These were also the years that created legends such as Sitting Bull, Crazy Horse, Custer, Doc Holiday, Butch Cassidy, Sundance, Kid Curry and many others. However, unless you were busy robbing trains or otherwise involved in regular gunplay, your contributions were less inclined to be well documented.

The term "cowboy" in the 1800s had a relatively negative connotation as cowboys were often young fellas from Texas that spent most of their time rustling cattle. However, today many attribute the term to describe an individual on horseback, herding cattle, packing a six-gun, and living life on the frontier. Under that definition, Horace was all of that and more.

Horace arrived in Montana first at Virginia City with his mother, brother Charlie, and step-father Dr. Rhoades in 1864. Dr. Rhoades followed the gold discoveries so the family never was in one spot long and the family soon moved to Last Chance Gulch (Helena). The next biggest dream took the family to Washington Territory; however, it was at that point that Horace declared his independence and began working his way back to Montana.

Horace spent the years from approximately 1872 to 1910, working for various outfits in Montana. One of his first jobs was that of a "bullwhacker" moving freight between Carroll Bottom and Helena. It was during the 1870s that Horace Brewster began working for Robert Coburn, first at the ranch on Flatwillow Creek near the Little Snowy Mountains and later as ranch foreman of the 30,000 acre Coburn Circle C Ranch located in the Little Rockies. As ranch foreman he was responsible for hiring, firing, and maintaining order; negotiating grazing leases with the Rocky Boy Reservation; occasionally representing the ranch at Stockgrowers Association meetings; and was in charge of one of the last big roundups, the Judith Roundup, ever held on the open range. He was known for his ability to break a wild horse utilizing gentle techniques. Handling ranch hands must have often required the same ability; but perhaps not quite so gentle.

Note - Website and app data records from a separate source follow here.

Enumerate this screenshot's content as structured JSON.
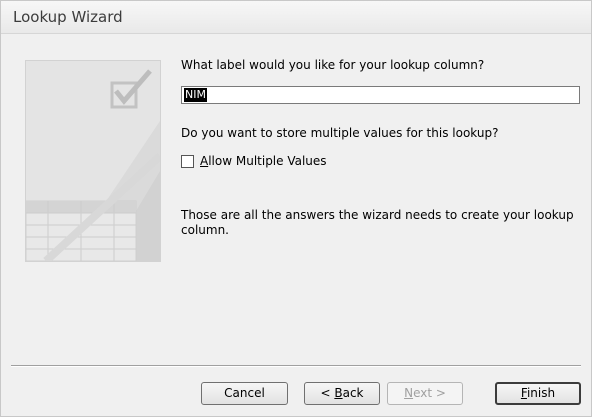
{
  "window": {
    "title": "Lookup Wizard"
  },
  "main": {
    "label_question": "What label would you like for your lookup column?",
    "label_value": "NIM",
    "multi_question": "Do you want to store multiple values for this lookup?",
    "allow_multiple": {
      "mnemonic": "A",
      "label_rest": "llow Multiple Values",
      "checked": false
    },
    "closing_note": "Those are all the answers the wizard needs to create your lookup column."
  },
  "buttons": {
    "cancel": {
      "label": "Cancel"
    },
    "back": {
      "prefix": "< ",
      "mnemonic": "B",
      "rest": "ack"
    },
    "next": {
      "mnemonic": "N",
      "rest": "ext >",
      "enabled": false
    },
    "finish": {
      "mnemonic": "F",
      "rest": "inish"
    }
  },
  "decoration": {
    "icon": "checkmark-table-icon"
  }
}
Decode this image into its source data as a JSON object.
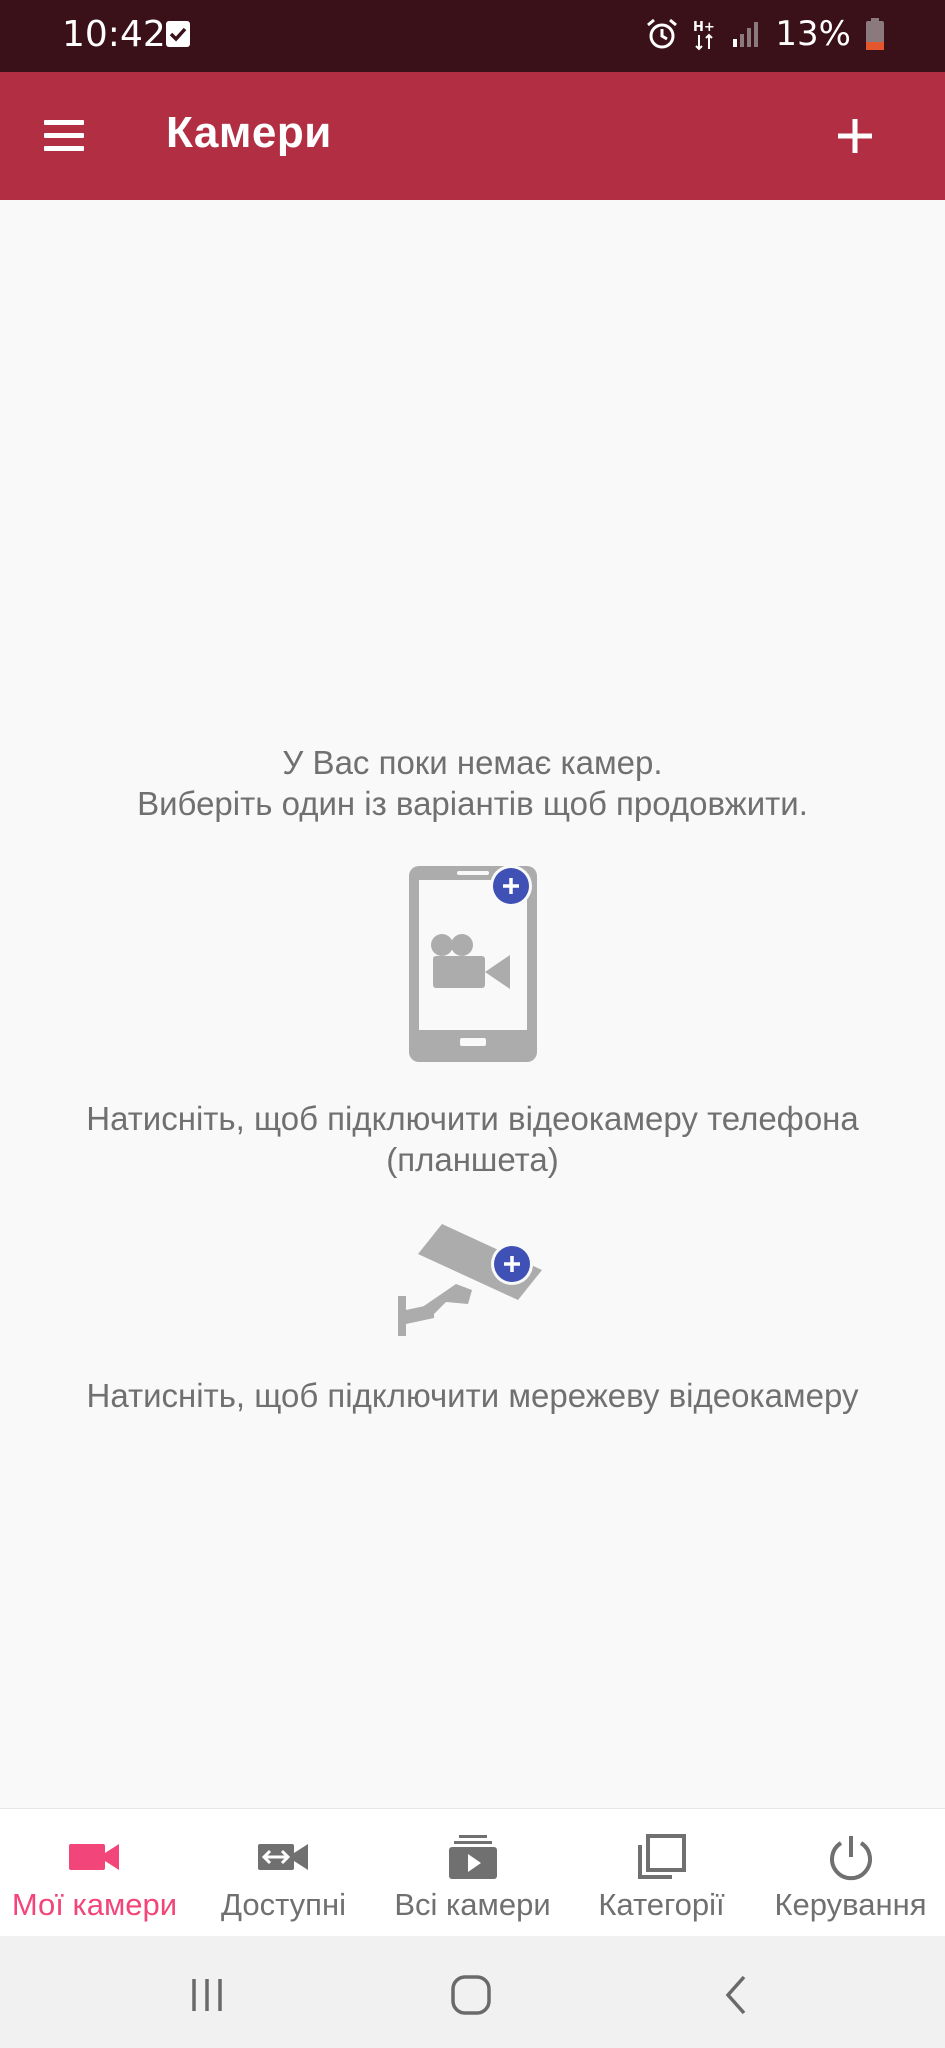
{
  "status_bar": {
    "time": "10:42",
    "battery": "13%",
    "icons": [
      "checkbox-icon",
      "alarm-icon",
      "hplus-data-icon",
      "signal-icon",
      "battery-icon"
    ]
  },
  "app_bar": {
    "title": "Камери",
    "menu_icon": "hamburger-menu-icon",
    "add_icon": "plus-icon",
    "color": "#b22f43"
  },
  "empty_state": {
    "line1": "У Вас поки немає камер.",
    "line2": "Виберіть один із варіантів щоб продовжити.",
    "phone_option_line1": "Натисніть, щоб підключити відеокамеру телефона",
    "phone_option_line2": "(планшета)",
    "network_option": "Натисніть, щоб підключити мережеву відеокамеру",
    "badge_color": "#3f51b5",
    "icon_color": "#acacac"
  },
  "bottom_nav": {
    "active_color": "#f2457a",
    "items": [
      {
        "label": "Мої камери",
        "icon": "videocam-icon",
        "active": true
      },
      {
        "label": "Доступні",
        "icon": "shared-camera-icon",
        "active": false
      },
      {
        "label": "Всі камери",
        "icon": "video-library-icon",
        "active": false
      },
      {
        "label": "Категорії",
        "icon": "categories-icon",
        "active": false
      },
      {
        "label": "Керування",
        "icon": "power-icon",
        "active": false
      }
    ]
  },
  "system_nav": {
    "icons": [
      "recents-icon",
      "home-icon",
      "back-icon"
    ]
  }
}
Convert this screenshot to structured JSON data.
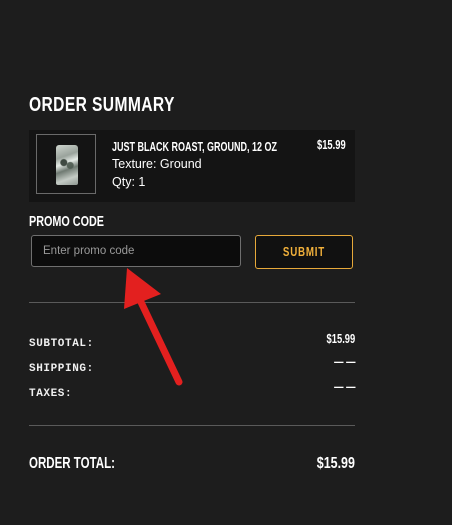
{
  "order_summary": {
    "title": "ORDER SUMMARY",
    "item": {
      "name": "JUST BLACK ROAST, GROUND, 12 OZ",
      "texture": "Texture: Ground",
      "qty": "Qty: 1",
      "price": "$15.99"
    }
  },
  "promo": {
    "label": "PROMO CODE",
    "input_value": "",
    "placeholder": "Enter promo code",
    "submit_label": "SUBMIT"
  },
  "totals": {
    "subtotal_label": "SUBTOTAL:",
    "subtotal_value": "$15.99",
    "shipping_label": "SHIPPING:",
    "shipping_value": "— —",
    "taxes_label": "TAXES:",
    "taxes_value": "— —",
    "order_total_label": "ORDER TOTAL:",
    "order_total_value": "$15.99"
  },
  "colors": {
    "background": "#1d1d1d",
    "accent": "#f2b13b",
    "annotation_arrow": "#e3201f"
  }
}
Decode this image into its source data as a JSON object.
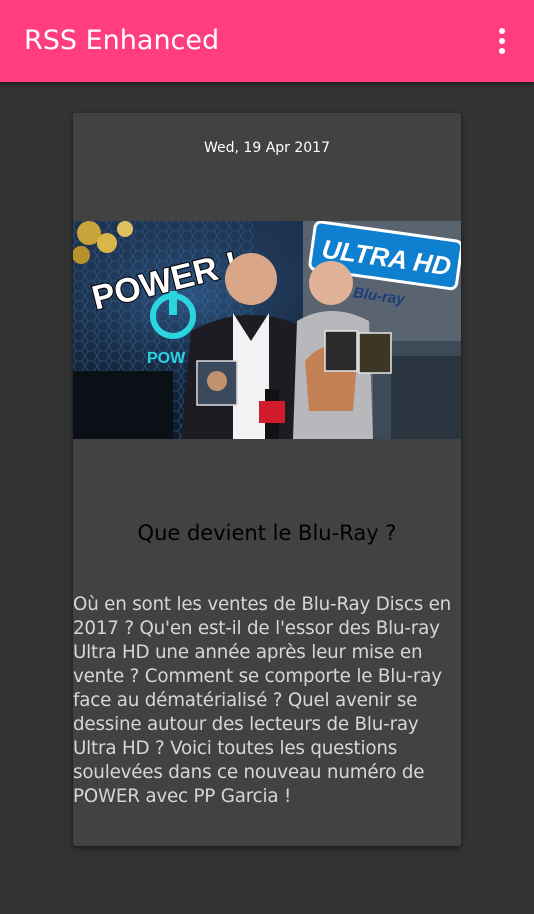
{
  "appbar": {
    "title": "RSS Enhanced",
    "menu_icon": "overflow-menu-icon",
    "background_color": "#ff3d7f"
  },
  "feed": {
    "items": [
      {
        "date": "Wed, 19 Apr 2017",
        "image": {
          "texts": {
            "power": "POWER !",
            "ultra": "ULTRA HD",
            "bluray": "Blu-ray",
            "logo": "POW"
          }
        },
        "title": "Que devient le Blu-Ray ?",
        "description": "Où en sont les ventes de Blu-Ray Discs en 2017 ? Qu'en est-il de l'essor des Blu-ray Ultra HD une année après leur mise en vente ? Comment se comporte le Blu-ray face au dématérialisé ? Quel avenir se dessine autour des lecteurs de Blu-ray Ultra HD ? Voici toutes les questions soulevées dans ce nouveau numéro de POWER avec PP Garcia !"
      }
    ]
  },
  "colors": {
    "background": "#333333",
    "card": "#424242",
    "description_text": "#d6d6d6"
  }
}
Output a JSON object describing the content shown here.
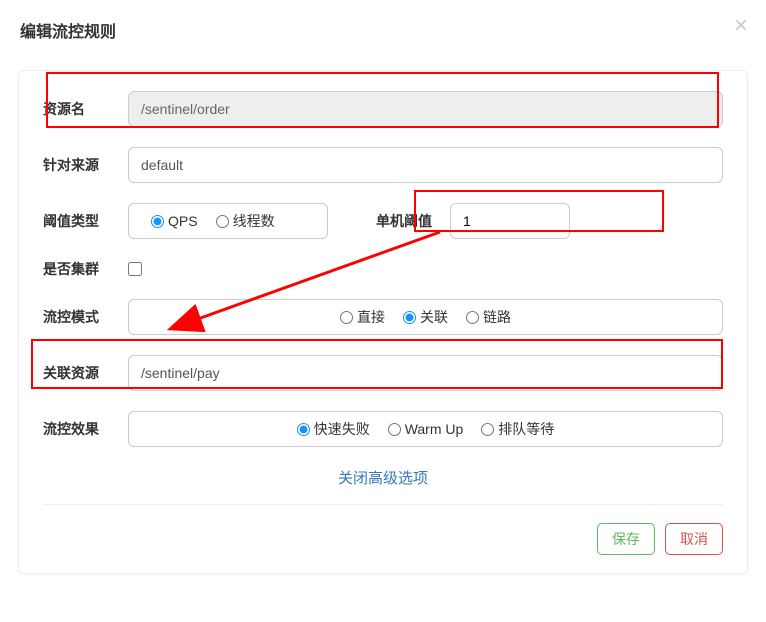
{
  "modal": {
    "title": "编辑流控规则",
    "close_advanced": "关闭高级选项"
  },
  "labels": {
    "resource": "资源名",
    "source": "针对来源",
    "threshold_type": "阈值类型",
    "threshold_value": "单机阈值",
    "cluster": "是否集群",
    "mode": "流控模式",
    "related_resource": "关联资源",
    "effect": "流控效果"
  },
  "values": {
    "resource": "/sentinel/order",
    "source": "default",
    "threshold_value": "1",
    "related_resource": "/sentinel/pay"
  },
  "radios": {
    "threshold_type": {
      "qps": "QPS",
      "threads": "线程数"
    },
    "mode": {
      "direct": "直接",
      "related": "关联",
      "chain": "链路"
    },
    "effect": {
      "fast_fail": "快速失败",
      "warm_up": "Warm Up",
      "queue": "排队等待"
    }
  },
  "buttons": {
    "save": "保存",
    "cancel": "取消"
  }
}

A memorable encounter that happened on the Coburn Flatwillow Creek Ranch occurred in 1877. In Chief Joseph's attempt to reach the Canadian border to escape the pursuing U.S. cavalry, the band of Nez Perce appeared early one September morning camped on the ranch. Coburn went out to meet with the Indians and his instruction to Brewster was that if the Indians killed him then Brewster was to shoot Coburn's wife and children rather than be captured if there was intent. An ugly order that fortunately was not required as Chief Joseph and his band peacefully moved out before the following morning.

While foreman of the Circle C, Brewster hired one of Montana's favorite sons as a nighthawk - Charles M. Russell. The two became lifelong friends and spent time together in Glacier National Park after the open range years were gone. Horace was one of two riders that rode in Russell's funeral procession. He continued to work for the Robert Coburn Ranch for the remainder of the 1800s.

Approaching the retirement years and after nearly 40 years of busting broncs and chasing cattle, Horace left the Circle C for a job in Glacier National Park. He became the first park ranger under Major Logan when Logan became Glacier's first superintendent in 1910.

Walt Coburn may have said it best in his book Pioneer Cattleman in Montana: "Brewster, more than my father or older half-brothers or any other man, had taught me whatever I knew about punching cows." "The day he said good-by I felt that no man would ever be able to take his place, and I have never had any reason to change my mind about him in any way."

So, while it may have been said that it was more about the story of what went on around him, Horace Brewster actually lived it and was a part of the story, a part of the early history of Montana.


Tombstone Epitaph The Historical Monthly Journal of the Old West Vol. V, No.1 January 1978, Sarah Emerson Crowley

Pioneer Cattleman in Montana The Story of the Circle C Ranch Written by Walt Coburn